_Try it_:
Go through the records and copy each line where the string "another" occurs.

[Interface dataset entries]
※ ※ ※

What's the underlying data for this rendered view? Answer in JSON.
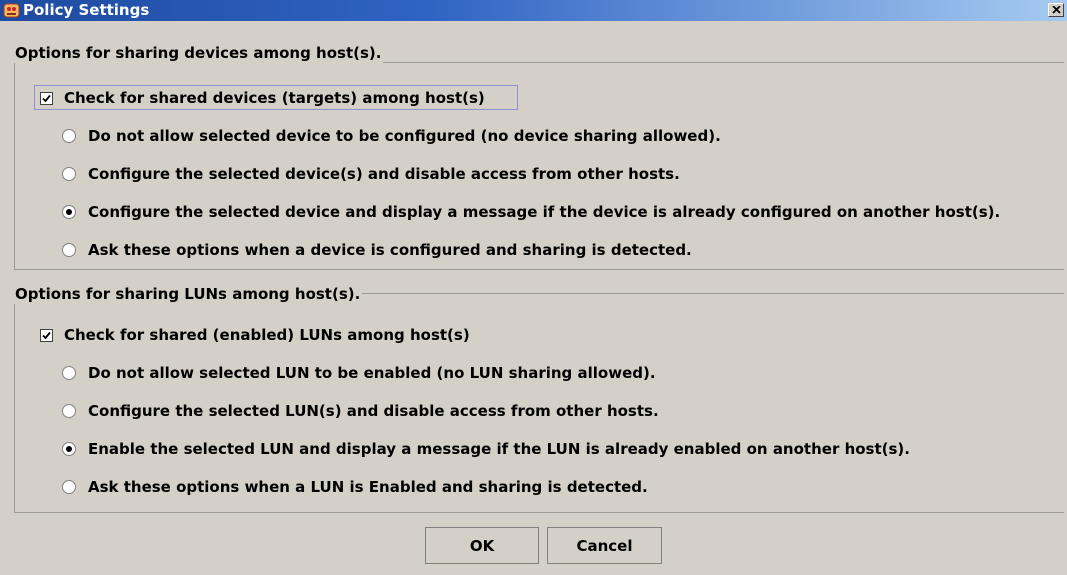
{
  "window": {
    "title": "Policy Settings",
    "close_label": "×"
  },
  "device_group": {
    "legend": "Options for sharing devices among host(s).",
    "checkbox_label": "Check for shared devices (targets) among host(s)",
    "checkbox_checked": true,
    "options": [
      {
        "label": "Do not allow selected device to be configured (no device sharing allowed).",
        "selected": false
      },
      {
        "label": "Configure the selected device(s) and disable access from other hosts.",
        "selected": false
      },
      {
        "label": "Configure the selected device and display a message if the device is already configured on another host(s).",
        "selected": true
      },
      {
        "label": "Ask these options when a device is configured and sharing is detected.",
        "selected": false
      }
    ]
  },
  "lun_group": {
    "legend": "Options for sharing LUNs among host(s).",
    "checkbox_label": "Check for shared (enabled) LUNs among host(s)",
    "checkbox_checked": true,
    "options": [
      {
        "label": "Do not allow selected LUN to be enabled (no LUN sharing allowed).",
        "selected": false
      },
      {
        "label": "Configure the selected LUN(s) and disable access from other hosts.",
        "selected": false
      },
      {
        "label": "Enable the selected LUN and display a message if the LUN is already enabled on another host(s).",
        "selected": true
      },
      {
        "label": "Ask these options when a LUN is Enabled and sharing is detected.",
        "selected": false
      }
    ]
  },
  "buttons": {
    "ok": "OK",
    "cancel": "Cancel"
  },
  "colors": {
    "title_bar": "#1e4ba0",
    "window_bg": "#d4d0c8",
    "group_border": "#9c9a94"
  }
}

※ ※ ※

_Task response_:
        "label": "Configure the selected device and display a message if the device is already configured on another host(s).",
        "label": "Enable the selected LUN and display a message if the LUN is already enabled on another host(s).",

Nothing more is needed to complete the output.